**Task description**:
Using the entries that follow, collect the lines where the word "active" appears.
============================================================
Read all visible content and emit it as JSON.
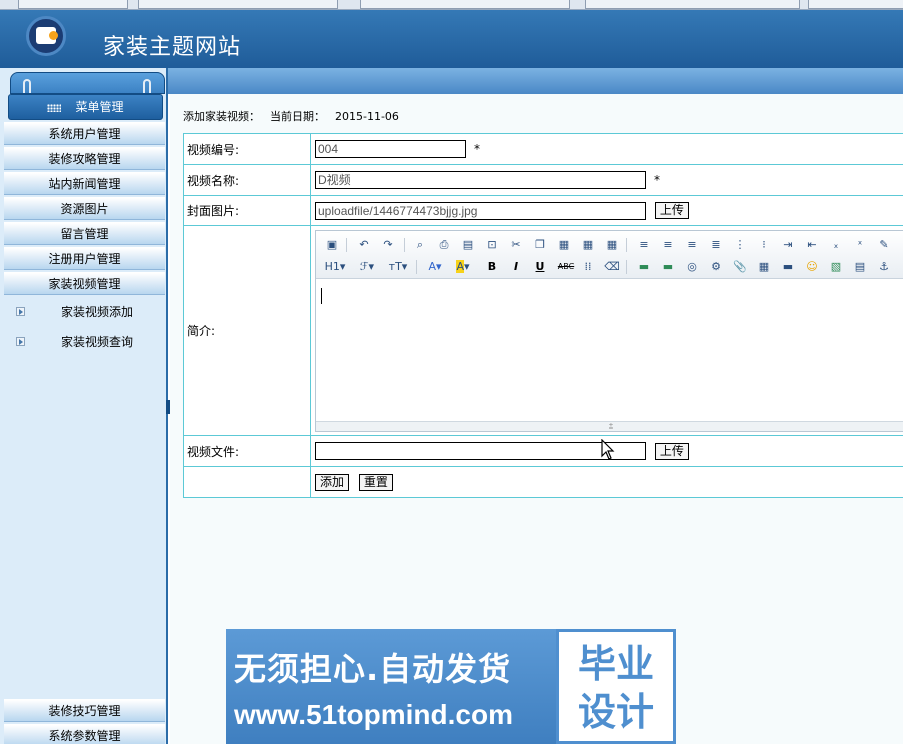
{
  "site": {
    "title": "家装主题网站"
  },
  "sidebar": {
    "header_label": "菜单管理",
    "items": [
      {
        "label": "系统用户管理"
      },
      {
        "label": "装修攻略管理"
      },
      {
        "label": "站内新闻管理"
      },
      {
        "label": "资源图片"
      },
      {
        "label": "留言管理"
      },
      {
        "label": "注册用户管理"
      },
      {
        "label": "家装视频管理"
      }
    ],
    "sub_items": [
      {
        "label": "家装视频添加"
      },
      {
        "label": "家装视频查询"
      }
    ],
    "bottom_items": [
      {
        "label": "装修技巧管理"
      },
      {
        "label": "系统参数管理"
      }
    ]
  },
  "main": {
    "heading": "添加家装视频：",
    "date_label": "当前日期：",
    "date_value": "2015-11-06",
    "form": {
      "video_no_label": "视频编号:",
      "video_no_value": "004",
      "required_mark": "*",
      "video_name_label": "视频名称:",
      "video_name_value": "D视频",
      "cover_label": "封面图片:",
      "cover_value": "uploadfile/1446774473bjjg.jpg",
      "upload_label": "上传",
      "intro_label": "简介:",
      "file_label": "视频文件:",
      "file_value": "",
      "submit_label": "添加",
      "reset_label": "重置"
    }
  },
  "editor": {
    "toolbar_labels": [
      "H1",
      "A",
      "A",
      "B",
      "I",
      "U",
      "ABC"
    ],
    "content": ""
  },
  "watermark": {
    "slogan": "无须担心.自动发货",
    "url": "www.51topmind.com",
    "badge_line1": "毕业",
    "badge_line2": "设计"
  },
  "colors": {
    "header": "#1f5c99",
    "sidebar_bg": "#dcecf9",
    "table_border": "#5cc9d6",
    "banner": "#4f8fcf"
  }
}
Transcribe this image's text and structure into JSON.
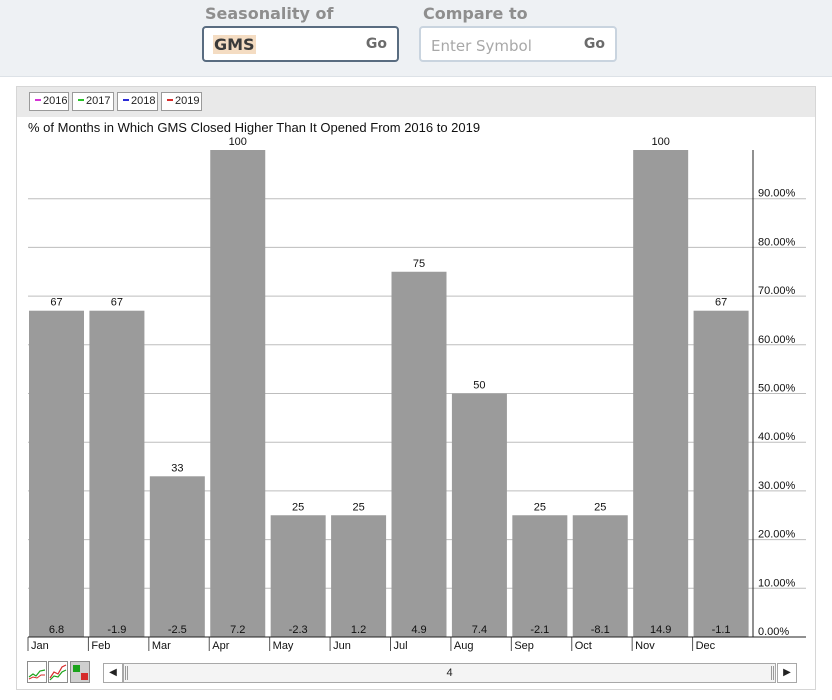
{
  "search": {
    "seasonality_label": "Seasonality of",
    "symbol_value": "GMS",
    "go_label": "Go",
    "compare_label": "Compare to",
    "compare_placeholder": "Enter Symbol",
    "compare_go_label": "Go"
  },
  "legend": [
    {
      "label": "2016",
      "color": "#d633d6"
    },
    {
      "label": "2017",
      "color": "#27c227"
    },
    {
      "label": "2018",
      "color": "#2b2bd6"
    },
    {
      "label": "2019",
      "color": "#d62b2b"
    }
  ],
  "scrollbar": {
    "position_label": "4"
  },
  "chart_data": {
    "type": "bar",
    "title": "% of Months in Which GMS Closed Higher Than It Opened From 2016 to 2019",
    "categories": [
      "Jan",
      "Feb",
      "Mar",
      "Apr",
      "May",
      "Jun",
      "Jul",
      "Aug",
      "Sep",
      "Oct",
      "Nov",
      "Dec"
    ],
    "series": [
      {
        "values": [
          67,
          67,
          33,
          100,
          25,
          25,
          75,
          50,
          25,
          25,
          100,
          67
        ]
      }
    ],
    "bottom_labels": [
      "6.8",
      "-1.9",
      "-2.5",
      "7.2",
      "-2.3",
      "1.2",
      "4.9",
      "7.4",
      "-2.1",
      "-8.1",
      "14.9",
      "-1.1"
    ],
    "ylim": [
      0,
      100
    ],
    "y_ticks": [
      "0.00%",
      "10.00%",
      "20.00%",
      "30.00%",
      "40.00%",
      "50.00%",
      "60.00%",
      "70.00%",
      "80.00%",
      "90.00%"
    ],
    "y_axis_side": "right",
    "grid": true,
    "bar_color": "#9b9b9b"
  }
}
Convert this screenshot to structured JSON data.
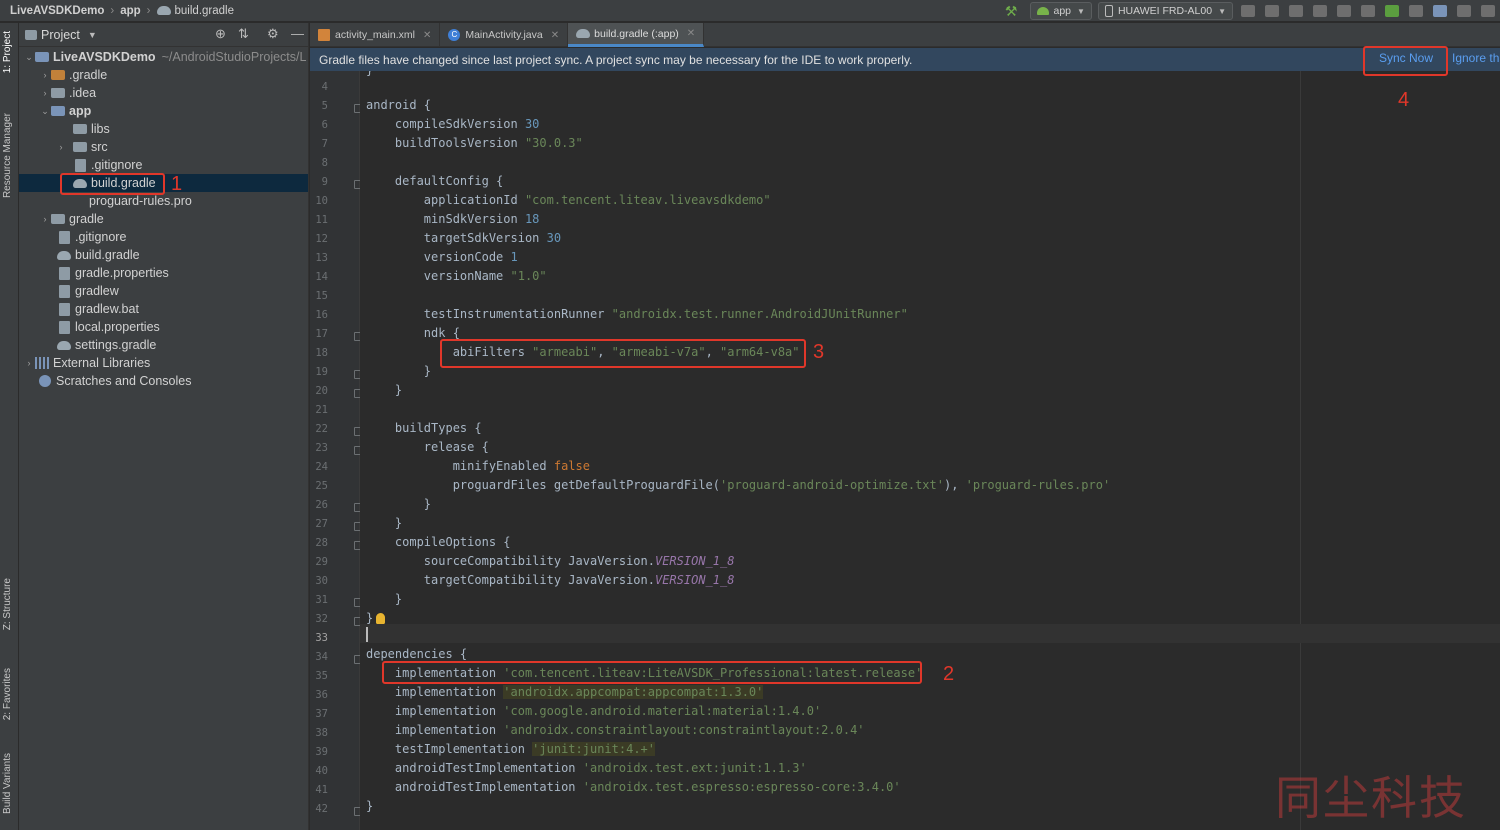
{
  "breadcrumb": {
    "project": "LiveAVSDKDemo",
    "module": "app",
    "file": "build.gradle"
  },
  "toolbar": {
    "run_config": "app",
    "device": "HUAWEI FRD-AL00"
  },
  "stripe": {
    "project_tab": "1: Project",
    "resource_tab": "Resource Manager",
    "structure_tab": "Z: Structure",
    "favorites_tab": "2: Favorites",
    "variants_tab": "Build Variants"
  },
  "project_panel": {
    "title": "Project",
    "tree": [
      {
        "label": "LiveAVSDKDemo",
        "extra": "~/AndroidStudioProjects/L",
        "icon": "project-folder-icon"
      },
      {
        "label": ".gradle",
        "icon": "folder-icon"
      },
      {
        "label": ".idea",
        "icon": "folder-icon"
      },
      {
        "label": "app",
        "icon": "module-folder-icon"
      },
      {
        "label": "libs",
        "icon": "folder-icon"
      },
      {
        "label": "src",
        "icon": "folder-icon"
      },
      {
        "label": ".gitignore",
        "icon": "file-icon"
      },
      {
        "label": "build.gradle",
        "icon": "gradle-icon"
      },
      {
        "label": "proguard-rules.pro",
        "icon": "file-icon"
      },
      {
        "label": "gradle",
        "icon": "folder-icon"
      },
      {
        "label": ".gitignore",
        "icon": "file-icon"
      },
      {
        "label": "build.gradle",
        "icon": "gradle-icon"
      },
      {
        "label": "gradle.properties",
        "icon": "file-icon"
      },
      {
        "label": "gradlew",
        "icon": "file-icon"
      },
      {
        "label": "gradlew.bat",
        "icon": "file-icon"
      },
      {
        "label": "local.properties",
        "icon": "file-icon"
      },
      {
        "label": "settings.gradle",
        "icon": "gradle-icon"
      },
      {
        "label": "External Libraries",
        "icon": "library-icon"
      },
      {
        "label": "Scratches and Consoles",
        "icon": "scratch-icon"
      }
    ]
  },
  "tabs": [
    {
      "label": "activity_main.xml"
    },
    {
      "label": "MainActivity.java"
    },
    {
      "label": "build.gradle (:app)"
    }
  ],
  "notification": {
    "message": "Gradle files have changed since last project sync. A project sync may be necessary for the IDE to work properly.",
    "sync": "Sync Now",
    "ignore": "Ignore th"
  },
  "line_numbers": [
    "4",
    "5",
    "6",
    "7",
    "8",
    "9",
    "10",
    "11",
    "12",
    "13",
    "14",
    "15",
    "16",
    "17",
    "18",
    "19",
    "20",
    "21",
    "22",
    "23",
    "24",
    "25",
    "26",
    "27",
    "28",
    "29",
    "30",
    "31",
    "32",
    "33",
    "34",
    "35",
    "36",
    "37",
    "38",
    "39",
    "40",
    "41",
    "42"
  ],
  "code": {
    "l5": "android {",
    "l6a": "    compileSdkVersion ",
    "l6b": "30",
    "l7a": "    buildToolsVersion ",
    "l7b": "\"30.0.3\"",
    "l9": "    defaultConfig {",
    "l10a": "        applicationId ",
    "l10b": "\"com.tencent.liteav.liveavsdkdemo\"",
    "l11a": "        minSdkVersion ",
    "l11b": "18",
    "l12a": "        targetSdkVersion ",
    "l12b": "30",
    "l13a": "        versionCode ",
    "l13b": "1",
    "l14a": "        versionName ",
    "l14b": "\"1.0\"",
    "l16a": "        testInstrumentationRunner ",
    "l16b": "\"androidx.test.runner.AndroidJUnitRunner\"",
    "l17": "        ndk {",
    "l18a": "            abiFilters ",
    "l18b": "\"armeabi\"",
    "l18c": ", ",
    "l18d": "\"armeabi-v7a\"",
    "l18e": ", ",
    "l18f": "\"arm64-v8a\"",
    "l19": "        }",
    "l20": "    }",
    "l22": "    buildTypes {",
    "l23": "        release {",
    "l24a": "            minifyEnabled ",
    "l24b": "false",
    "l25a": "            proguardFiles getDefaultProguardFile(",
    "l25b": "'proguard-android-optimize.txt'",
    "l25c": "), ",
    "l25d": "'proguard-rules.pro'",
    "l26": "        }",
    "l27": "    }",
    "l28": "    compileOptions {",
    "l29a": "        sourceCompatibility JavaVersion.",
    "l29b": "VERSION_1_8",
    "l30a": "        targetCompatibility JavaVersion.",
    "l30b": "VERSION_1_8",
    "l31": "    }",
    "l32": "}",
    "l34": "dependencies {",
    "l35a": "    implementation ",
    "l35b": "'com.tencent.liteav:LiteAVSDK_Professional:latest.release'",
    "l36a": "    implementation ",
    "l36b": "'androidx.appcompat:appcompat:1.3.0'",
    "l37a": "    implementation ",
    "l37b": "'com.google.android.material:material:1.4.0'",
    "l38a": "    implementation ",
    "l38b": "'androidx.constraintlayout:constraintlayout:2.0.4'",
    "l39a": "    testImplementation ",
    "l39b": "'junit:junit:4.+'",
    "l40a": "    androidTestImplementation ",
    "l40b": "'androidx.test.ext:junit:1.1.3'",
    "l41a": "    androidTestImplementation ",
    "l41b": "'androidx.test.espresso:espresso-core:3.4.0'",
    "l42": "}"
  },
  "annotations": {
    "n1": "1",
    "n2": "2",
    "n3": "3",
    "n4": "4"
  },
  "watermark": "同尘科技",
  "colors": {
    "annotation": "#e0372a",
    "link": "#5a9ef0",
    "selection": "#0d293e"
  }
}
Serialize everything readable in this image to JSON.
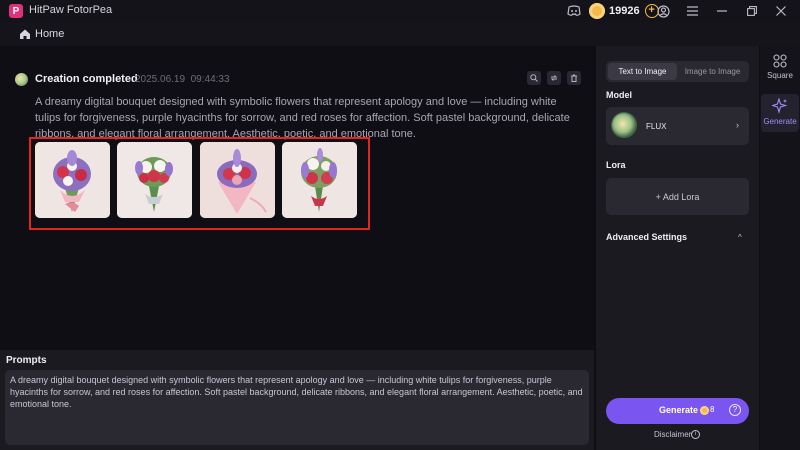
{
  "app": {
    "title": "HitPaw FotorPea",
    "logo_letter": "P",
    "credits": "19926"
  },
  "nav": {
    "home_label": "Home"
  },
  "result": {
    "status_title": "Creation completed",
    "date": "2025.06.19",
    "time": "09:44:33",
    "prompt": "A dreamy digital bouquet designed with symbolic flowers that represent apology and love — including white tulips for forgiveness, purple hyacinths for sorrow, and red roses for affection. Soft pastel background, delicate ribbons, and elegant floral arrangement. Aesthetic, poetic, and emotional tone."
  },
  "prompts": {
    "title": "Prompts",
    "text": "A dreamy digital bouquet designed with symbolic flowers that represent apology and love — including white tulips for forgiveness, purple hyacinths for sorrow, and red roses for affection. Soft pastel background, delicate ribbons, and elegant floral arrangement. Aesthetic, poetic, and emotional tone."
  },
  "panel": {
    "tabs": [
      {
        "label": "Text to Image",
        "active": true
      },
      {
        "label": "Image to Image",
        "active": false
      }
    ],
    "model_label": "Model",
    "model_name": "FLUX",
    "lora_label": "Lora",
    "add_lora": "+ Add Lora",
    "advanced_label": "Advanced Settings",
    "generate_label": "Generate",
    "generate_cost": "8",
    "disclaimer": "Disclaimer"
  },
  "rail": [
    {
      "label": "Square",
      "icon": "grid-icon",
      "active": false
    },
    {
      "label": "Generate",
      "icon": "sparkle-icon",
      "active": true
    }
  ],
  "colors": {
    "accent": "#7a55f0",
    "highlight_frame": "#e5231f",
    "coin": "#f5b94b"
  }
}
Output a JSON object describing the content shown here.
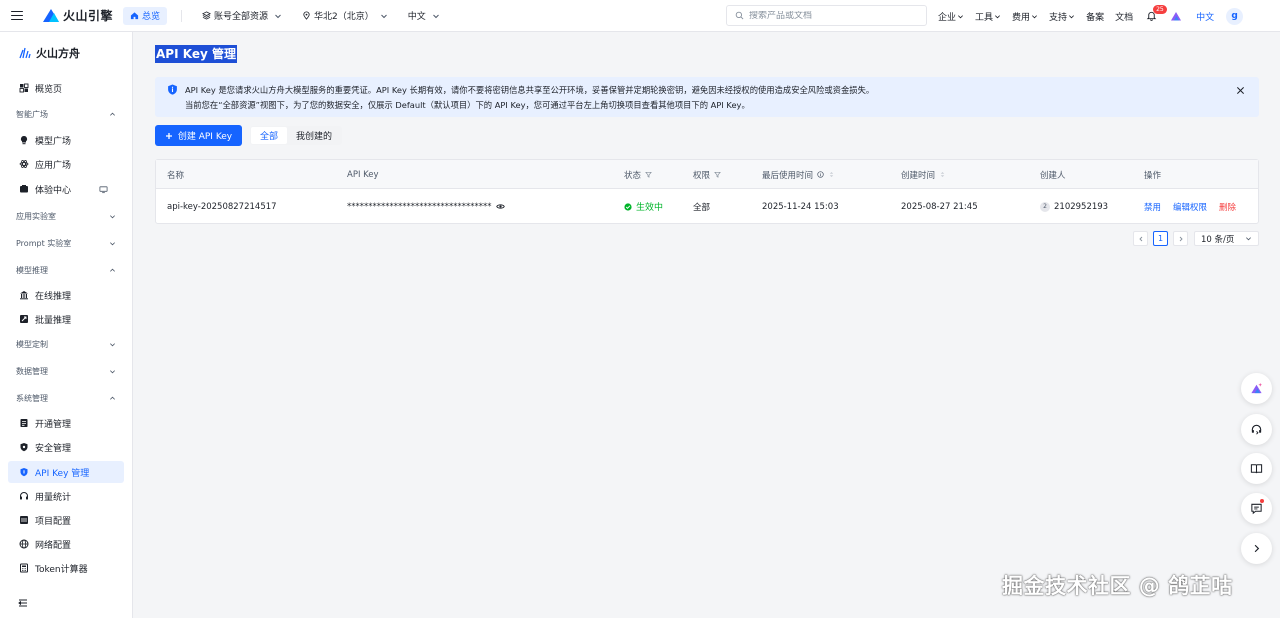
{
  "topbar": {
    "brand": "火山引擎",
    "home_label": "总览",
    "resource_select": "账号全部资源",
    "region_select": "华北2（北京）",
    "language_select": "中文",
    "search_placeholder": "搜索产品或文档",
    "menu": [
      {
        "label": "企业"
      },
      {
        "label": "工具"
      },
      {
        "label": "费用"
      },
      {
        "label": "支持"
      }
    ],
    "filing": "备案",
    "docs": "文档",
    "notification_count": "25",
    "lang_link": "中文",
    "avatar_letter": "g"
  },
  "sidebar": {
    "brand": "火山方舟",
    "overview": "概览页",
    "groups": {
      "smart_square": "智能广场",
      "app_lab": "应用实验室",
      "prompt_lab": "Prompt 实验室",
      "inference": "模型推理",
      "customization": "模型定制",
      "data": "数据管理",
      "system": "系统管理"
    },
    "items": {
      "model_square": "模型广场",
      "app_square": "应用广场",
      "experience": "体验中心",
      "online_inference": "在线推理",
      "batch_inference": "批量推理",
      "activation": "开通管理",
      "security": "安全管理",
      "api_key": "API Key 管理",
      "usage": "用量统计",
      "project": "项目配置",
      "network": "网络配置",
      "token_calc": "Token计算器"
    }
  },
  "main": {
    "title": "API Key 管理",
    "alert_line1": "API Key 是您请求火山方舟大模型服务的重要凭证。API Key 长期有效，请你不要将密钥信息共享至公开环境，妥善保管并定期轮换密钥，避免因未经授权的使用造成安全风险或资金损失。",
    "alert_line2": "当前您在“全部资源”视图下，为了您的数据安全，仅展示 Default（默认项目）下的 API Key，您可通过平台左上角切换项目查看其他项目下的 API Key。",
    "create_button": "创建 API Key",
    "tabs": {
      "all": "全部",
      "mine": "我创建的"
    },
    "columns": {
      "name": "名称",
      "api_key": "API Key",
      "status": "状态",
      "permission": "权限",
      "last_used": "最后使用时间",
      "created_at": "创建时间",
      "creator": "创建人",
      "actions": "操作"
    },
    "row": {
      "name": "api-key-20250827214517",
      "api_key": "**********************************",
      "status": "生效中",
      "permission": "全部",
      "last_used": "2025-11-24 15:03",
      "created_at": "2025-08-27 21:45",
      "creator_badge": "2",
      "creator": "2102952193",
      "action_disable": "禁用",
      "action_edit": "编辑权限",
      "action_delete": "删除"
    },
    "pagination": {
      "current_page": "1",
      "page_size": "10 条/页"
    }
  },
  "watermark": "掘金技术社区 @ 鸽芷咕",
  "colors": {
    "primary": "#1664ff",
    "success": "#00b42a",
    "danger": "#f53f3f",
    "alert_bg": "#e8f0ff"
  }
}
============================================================
**Task response**:
        "active": true
        "active": false
      "active": false
      "active": true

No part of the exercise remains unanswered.